Former chairman of Nissan Motors Carlos Ghosn has been detained since November 19, 2018, and has been charged with underreporting his income and was rearrested on December 21st for aggravated breach of trust. This news shook the whole world, as he has been one of the most prominent figures in the business world. According to media reports, the language barrier has been problematic in the interrogation. Some reports that an interpreter has been provided for him, and others say that an English-speaking prosecutor has been handling it. This case draws attention to the Japanese judicial interpreter system.
There are three different types of judicial interpreters in criminal cases: investigation interpreter, court interpreter and defense interpreter. Investigation interpreters handle investigations and interrogations by police and prosecutors. These types of interpreters are either the employees of the police or prosecutors’ office, or the outsiders selected from a roster kept at their offices. Defense interpreters, on the other hand, work with defense attorneys to communicate with the defendants. They are registered with the Japan Federation of Bar Associations and/or Japan Legal Support Center, commonly known as “Legal Terrace.” Court interpreters are registered with courts. Therefore, in the Japanese judicial system, all these offices hire their own interpreters from separate rosters.
The problem here in Japan is the insufficient level of the interpreters. Since there is no national qualification for judicial interpreters, they cannot be evaluated for their skill level. Furthermore, even though the registered interpreters are predominantly in English-Japanese, over 70% of the entire criminal cases where interpreters are required are in dire need of Chinese, Vietnamese, Portuguese and Tagalog speakers. Improvement of their interpretation skills are necessary, and so is securing more interpreters for languages other than English. The bar association and other entities are looking into establishing the national status of judicial interpreters.

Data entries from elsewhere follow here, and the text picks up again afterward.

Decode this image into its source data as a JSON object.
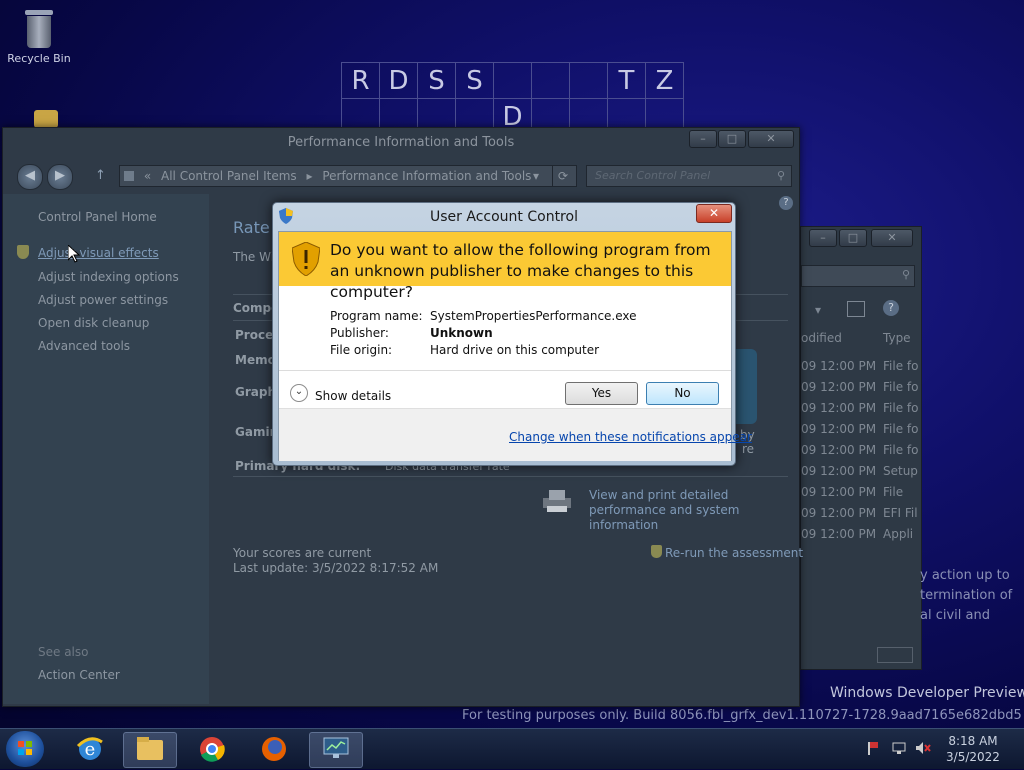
{
  "desktop": {
    "recycle_bin_label": "Recycle Bin",
    "puzzle_rows": [
      [
        "R",
        "D",
        "S",
        "S",
        "",
        "",
        "",
        "T",
        "Z"
      ],
      [
        "",
        "",
        "",
        "",
        "D",
        "",
        "",
        "",
        ""
      ]
    ],
    "watermark": {
      "line1": "Windows Developer Preview",
      "line2": "For testing purposes only. Build 8056.fbl_grfx_dev1.110727-1728.9aad7165e682dbd5"
    }
  },
  "main_window": {
    "title": "Performance Information and Tools",
    "breadcrumb": [
      "All Control Panel Items",
      "Performance Information and Tools"
    ],
    "search_placeholder": "Search Control Panel",
    "left_links": [
      "Control Panel Home",
      "Adjust visual effects",
      "Adjust indexing options",
      "Adjust power settings",
      "Open disk cleanup",
      "Advanced tools"
    ],
    "see_also_label": "See also",
    "see_also_links": [
      "Action Center"
    ],
    "heading_fragment": "Rate a",
    "desc_fragment": "The Wi",
    "component_header": "Compo",
    "component_rows": [
      "Proces",
      "Memo",
      "Graphi",
      "Gamin",
      "Primary hard disk:"
    ],
    "disk_subscore_text": "Disk data transfer rate",
    "detail_link": "View and print detailed performance and system information",
    "scores_current": "Your scores are current",
    "last_update": "Last update: 3/5/2022 8:17:52 AM",
    "rerun_link": "Re-run the assessment",
    "partial_by": "by",
    "partial_re": "re"
  },
  "second_window": {
    "column_modified": "odified",
    "column_type": "Type",
    "rows": [
      {
        "date": "09 12:00 PM",
        "type": "File fo"
      },
      {
        "date": "09 12:00 PM",
        "type": "File fo"
      },
      {
        "date": "09 12:00 PM",
        "type": "File fo"
      },
      {
        "date": "09 12:00 PM",
        "type": "File fo"
      },
      {
        "date": "09 12:00 PM",
        "type": "File fo"
      },
      {
        "date": "09 12:00 PM",
        "type": "Setup"
      },
      {
        "date": "09 12:00 PM",
        "type": "File"
      },
      {
        "date": "09 12:00 PM",
        "type": "EFI Fil"
      },
      {
        "date": "09 12:00 PM",
        "type": "Appli"
      }
    ],
    "partial_text": [
      "y action up to",
      "termination of",
      "al civil and"
    ]
  },
  "uac": {
    "title": "User Account Control",
    "question": "Do you want to allow the following program from an unknown publisher to make changes to this computer?",
    "program_label": "Program name:",
    "program_value": "SystemPropertiesPerformance.exe",
    "publisher_label": "Publisher:",
    "publisher_value": "Unknown",
    "origin_label": "File origin:",
    "origin_value": "Hard drive on this computer",
    "show_details": "Show details",
    "yes_label": "Yes",
    "no_label": "No",
    "change_link": "Change when these notifications appear"
  },
  "taskbar": {
    "time": "8:18 AM",
    "date": "3/5/2022"
  }
}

Japan’s labor market is about to be open to foreigners, which will result in thousands of foreign workers moving to the country for work. There will be more non-Japanese natives being tangled in the judicial system. Securing a sufficient number of judicial interpreters, and to improve their skill levels, will be much more important then, as they will be a big part of the fate of those non-Japanese speaking defendants in the future.